# ASSIGNED TASK
Find all lines in the listing that include the word "name", then copy them.

# RECORDS FOR PROCESSING
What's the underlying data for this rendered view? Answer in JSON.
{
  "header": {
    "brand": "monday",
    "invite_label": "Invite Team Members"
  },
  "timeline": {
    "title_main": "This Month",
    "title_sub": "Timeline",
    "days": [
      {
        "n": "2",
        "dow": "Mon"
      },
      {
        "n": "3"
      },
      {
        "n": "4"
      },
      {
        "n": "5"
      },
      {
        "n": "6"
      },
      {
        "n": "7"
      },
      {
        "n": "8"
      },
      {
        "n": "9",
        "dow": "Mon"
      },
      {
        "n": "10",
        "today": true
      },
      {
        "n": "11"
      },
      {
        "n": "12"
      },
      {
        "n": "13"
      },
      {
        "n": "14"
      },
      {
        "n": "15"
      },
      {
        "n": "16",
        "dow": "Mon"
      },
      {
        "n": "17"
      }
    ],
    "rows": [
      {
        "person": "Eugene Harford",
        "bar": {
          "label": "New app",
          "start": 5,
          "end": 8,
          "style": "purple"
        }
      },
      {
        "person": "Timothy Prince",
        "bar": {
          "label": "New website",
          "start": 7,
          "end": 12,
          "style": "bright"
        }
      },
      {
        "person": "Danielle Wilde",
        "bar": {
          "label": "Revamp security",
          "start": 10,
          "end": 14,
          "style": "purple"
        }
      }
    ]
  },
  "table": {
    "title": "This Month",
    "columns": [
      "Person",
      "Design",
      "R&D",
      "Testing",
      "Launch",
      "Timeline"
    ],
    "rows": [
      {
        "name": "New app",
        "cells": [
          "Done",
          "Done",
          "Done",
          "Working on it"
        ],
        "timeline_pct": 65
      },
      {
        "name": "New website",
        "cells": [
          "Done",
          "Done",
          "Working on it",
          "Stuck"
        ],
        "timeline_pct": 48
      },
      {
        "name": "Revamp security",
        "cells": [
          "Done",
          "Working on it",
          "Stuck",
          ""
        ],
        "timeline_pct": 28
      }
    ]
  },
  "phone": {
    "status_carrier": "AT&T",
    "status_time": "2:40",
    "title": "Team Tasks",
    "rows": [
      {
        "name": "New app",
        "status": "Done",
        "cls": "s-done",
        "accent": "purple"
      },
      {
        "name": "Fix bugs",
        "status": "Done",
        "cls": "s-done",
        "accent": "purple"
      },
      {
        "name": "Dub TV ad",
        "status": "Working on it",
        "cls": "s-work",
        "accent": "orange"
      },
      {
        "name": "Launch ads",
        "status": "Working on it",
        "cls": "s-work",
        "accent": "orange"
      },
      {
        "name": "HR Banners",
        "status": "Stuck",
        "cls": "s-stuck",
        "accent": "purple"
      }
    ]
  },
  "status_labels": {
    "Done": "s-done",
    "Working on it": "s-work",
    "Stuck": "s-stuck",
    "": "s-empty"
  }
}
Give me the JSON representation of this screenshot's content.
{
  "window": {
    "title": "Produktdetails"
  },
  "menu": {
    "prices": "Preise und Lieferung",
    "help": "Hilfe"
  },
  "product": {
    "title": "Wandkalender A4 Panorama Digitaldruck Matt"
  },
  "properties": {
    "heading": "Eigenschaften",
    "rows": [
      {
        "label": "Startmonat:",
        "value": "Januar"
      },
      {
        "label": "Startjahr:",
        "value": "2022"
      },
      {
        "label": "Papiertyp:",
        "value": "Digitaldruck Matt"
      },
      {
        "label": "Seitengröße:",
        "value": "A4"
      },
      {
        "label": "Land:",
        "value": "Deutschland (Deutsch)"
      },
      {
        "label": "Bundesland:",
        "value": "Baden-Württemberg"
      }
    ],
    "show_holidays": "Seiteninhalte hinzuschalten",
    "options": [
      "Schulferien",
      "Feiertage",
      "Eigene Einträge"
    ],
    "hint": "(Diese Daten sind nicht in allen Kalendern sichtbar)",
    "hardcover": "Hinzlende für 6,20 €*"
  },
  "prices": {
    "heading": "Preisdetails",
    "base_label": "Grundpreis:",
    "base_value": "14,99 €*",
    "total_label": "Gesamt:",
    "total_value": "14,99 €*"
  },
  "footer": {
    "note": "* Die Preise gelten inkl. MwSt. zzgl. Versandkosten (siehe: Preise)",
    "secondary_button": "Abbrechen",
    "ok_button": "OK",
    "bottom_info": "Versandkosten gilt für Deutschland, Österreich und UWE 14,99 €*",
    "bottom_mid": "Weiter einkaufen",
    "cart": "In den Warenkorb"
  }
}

# RESULT OF THIS TASK
        "name": "New app",
        "name": "New website",
        "name": "Revamp security",
        "name": "New app",
        "name": "Fix bugs",
        "name": "Dub TV ad",
        "name": "Launch ads",
        "name": "HR Banners",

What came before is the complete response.